The project will investigate the main processes necessary to obtain buried metal layers in silicon structures. An LPCVD system will be constructed to deposit tungsten layers from WF6 Micromachining techniques in combination with direct wafer bonding will be used to produce buried tunnels. In-situ plasma clean followed by selective deposition on tunnel walls will produce the buried metallic layers. A demonstrator device e.g. a power bipolar transistor, will be manufactured.Progress:This grant application was only part funded. The manpower was reduced by 50% and therefore the original objectives have had to be scaled down.The initial phase of the project was concerned with the building of a CVD system suitable for the selective deposition of tungsten. This can best be achieved with a rapid thermal processor which is loadlocked to eliminate moisture contamination during wafer loading. Originally it was intended to upgrade a QUB designed and built reactor, but a previously used Varian 5101 CVD system became available. This system had been specifically designed for tungsten deposition and possessed all the required features for the present work. It was therefore decided to install and refurbish the Varian system so that it was capable of selective tungsten deposition by RTCVD. A turbo pump is being fitted to allow evacuation to a base pressure of approximately 10-8 torr. This is particularly important as tungsten hexafluoride is readily hydrolysed by moisture. It also enables the entire system to be pumped with the turbo via the loadlock to eliminate moisture before initial start up and also the use of Residual Gas Analysis to check chamber environment. The rotary and roots pumps have been built into a frame and positioned in a service corridor close to the system. The main roots pump is connected to the chamber via a 100 mm diameter pipe to ensure high conductance. Nitrogen purge gas has been plumbed to all the pumps to ensure dilution of the hazardous gases. A safety interlock system prevents processing should the purge flows fall below a suitable level. The gas control box on the system has been connected to an exhaust purge and the necessary process gases are being connected via welded stainless steel pipes. The WF6 requires the installation of a new gas bottle cabinet with associated control regulators. This line is required to be heated to prevent condensation of the WF6. A gas monitor has been purchased to warn against any WF6 leaks.Water cooling supplies have been provided to the system and electrical installation is complete. The on board computer has been installed and the control of basic functions verified. The installation of the system is nearing completion and trial runs will commence in April 1995.

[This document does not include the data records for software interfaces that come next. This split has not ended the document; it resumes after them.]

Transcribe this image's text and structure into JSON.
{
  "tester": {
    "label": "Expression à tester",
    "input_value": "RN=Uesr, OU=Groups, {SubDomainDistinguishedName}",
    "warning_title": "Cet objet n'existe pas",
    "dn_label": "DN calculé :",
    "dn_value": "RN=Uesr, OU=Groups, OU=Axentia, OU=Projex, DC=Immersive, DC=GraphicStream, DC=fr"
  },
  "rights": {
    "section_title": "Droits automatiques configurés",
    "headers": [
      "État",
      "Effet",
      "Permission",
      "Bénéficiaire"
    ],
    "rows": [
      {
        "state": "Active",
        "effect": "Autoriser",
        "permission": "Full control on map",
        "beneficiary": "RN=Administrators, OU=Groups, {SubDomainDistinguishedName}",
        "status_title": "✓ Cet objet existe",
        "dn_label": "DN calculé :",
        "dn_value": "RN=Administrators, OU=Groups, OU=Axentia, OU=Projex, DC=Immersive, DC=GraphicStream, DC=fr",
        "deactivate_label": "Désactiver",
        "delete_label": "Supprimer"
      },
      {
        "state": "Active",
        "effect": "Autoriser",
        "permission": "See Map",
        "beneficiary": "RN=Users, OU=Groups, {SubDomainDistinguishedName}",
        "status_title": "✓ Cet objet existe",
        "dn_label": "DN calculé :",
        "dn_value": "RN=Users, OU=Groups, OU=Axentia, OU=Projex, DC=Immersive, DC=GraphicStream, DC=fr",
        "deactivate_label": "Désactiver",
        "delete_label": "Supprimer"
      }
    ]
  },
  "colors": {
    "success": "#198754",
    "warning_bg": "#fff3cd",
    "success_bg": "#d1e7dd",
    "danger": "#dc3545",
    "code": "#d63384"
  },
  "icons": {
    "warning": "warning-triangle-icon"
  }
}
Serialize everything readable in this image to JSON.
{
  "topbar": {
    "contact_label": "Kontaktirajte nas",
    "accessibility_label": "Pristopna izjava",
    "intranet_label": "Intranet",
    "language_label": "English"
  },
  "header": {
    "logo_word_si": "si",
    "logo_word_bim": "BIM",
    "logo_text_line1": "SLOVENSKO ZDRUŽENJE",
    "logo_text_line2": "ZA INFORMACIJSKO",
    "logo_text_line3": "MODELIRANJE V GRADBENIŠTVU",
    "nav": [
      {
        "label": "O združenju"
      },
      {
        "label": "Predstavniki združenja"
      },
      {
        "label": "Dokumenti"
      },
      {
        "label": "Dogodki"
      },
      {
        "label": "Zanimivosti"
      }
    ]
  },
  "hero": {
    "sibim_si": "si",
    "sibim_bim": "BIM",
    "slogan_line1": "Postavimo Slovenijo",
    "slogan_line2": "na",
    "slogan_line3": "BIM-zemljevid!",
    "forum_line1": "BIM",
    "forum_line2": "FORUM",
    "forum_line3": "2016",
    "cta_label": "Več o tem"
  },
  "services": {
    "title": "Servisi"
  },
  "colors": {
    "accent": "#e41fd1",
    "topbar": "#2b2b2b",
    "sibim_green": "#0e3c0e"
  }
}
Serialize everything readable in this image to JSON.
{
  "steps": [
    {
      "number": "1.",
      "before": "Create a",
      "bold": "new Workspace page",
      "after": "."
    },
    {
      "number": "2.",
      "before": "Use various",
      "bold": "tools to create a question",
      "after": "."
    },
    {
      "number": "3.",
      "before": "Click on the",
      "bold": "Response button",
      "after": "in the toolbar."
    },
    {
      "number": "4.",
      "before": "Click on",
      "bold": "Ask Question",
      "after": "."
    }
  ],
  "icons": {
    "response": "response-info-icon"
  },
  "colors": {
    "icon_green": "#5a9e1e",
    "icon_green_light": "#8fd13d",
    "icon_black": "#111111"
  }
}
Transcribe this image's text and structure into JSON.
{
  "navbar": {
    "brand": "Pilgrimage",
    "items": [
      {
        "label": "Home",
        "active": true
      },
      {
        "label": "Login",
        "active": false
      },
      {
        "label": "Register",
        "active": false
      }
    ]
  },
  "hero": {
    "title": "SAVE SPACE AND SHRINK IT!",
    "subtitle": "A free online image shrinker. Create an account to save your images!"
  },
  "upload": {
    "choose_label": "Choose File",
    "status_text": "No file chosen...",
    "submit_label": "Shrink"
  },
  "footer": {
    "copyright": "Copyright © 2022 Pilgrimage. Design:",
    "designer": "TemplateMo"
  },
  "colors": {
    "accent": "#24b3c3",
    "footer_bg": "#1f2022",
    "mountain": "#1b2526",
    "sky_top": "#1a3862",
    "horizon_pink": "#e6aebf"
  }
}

Key Findings
This information can now be found on Gateway to Research (GtR) http://gtr.rcuk.ac.uk
Potential use in non-academic contexts
This information can now be found on Gateway to Research (GtR) http://gtr.rcuk.ac.uk
Description This information can now be found on Gateway to Research (GtR) http://gtr.rcuk.ac.uk
Date Materialised
Sectors submitted by the Researcher
This information can now be found on Gateway to Research (GtR) http://gtr.rcuk.ac.uk
Project URL:  
Further Information:  
Organisation Website: http://www.qub.ac.uk